An American Limited Liability Company considered a transparent entity

Date 27 dec. 2011
Download PDF version PDF


In a recent statement, the National Tax Board concluded that an American registered Limited Liability Company (“LLC”) should be classified as a transparent entity,   and that the activity in the company may be included in the questioner’s Business Taxation Scheme, provided that the activity was regarded as independent business, cf. the Danish Business Tax Act.

The case in brief

The questioner owned and ran, in joint ownership with his son, a personal American registered company. The questioner owned 40 % and the son owned 60 %. The questioner applied the Danish Business Taxation Scheme (in Danish: Virksomhedsskatteordningen) to the activity in the company.

To ensure that the questioner and his son were protected against operational risks and against being made personally responsible towards the customers, they wanted to insert the business into an LLC, i.e. an American company with limited liability for the founders.

Hereinafter, the questioner requested the National Tax Board’s assessment of whether the LLC would be viewed as a transparent entity, and whether the activity in the company could continue to be included in the Business Taxation Scheme, in spite of the activity having been inserted into the LLC.

The legal background

A company is to be considered a transparent entity if the company is not an independent tax subject. Taxation of a transparent entity takes place with the partners directly instead of with the company.

An assessment of how a foreign company is to be classified according to Danish tax law is based on the criteria set up in the Danish Companies Act (“DCA”), according to which Danish companies are independent tax subjects.

According to the Business Taxation Scheme, any natural person who conducts an independent business may apply the Business Taxation Scheme on income from the business. Among other things, the business scheme allows for any independent businessman who runs a personal company to accumulate profits in the business, which will be taxed by 25 %, and to fully gain the benefits of tax relief on interest.


The judgment of the National Tax Board

The National Tax Board established that the assessment of whether the LLC was an independent tax subject should be made based on a decision of whether the LLC was classifiable as a company similar to the independent tax subjects mentioned in the rules of the DCA concerning other companies with limited liability, or in accordance with the rules concerning associations etc. An overall assessment was made on the issue.

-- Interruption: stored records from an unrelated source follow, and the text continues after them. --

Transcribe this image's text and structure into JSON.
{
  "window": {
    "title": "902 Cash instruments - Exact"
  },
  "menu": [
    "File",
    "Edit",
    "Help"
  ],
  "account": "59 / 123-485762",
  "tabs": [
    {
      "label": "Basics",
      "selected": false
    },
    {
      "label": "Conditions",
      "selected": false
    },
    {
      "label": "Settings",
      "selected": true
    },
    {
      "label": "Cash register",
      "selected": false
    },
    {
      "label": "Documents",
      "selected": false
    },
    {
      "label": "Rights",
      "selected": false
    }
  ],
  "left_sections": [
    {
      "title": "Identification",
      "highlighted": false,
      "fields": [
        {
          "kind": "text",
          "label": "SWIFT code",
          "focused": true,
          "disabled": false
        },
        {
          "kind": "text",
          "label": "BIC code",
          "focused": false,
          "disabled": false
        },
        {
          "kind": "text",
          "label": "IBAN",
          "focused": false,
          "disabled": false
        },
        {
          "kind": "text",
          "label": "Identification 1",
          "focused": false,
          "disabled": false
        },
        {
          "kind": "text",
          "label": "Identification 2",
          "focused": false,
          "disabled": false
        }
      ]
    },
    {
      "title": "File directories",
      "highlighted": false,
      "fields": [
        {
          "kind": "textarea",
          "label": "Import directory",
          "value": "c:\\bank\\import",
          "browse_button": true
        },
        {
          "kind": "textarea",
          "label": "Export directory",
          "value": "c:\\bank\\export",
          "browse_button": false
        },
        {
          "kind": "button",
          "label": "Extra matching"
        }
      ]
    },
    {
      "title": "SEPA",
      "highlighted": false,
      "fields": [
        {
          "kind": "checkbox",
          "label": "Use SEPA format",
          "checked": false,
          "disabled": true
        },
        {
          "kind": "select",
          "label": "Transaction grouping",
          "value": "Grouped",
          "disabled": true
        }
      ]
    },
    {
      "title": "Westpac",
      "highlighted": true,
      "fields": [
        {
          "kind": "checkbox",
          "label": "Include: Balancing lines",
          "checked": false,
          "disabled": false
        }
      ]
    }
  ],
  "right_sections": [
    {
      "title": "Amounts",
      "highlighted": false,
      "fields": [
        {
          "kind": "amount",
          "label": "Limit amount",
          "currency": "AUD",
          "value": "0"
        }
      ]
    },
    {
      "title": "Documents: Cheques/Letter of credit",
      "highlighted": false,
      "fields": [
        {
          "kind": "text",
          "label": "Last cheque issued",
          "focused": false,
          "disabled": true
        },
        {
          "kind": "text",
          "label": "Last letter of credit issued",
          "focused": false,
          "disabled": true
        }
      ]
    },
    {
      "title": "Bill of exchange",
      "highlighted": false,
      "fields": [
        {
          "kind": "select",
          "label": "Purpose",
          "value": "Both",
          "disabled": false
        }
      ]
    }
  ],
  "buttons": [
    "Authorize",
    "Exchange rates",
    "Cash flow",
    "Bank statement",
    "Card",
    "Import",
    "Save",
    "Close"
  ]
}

In its assessment of whether the LLC was an independent tax subject, the National Tax Board put, with reference to the assessment guidelines, the practice of the National Tax Tribunal and the practice of the Board, an emphasis on the facts that the entity’s members themselves were in charge of the management of the entity; that no proof of ownership was issued; that new members must be approved by the present members; that no annual report was issued; that net profits and net losses were distributed between the members and that the company form was not company-like. On this basis, the National Tax Board concluded that the LLC should be classified as a transparent entity due to its character being more like a partnership or a limited partnership than an independent tax subject, cf. the DCA.

On the matter of whether the activity in the LLC could be included into the questioner’s Business Taxation Scheme, the National Tax Board answered confirmatory provided that the activity constituted an independent business.

The consequences of the judgment

The judgment shows that the application of the Business Taxation Scheme is not impossible just because a part of the business is conducted through an LLC.

Should you have questions or wish further information about the judgement, you are welcome to contact partner, adjunct professor Jakob Bundgaard ( or junior associate Kim David Lexner (

The above does not constitute legal counselling and Moalem Weitemeyer Bendtsen does not warrant the accuracy of the information. With the above text, Moalem Weitemeyer Bendtsen has not assumed responsibility of any kind as a consequence of a reader’s use of the above as a basis for decisions or considerations.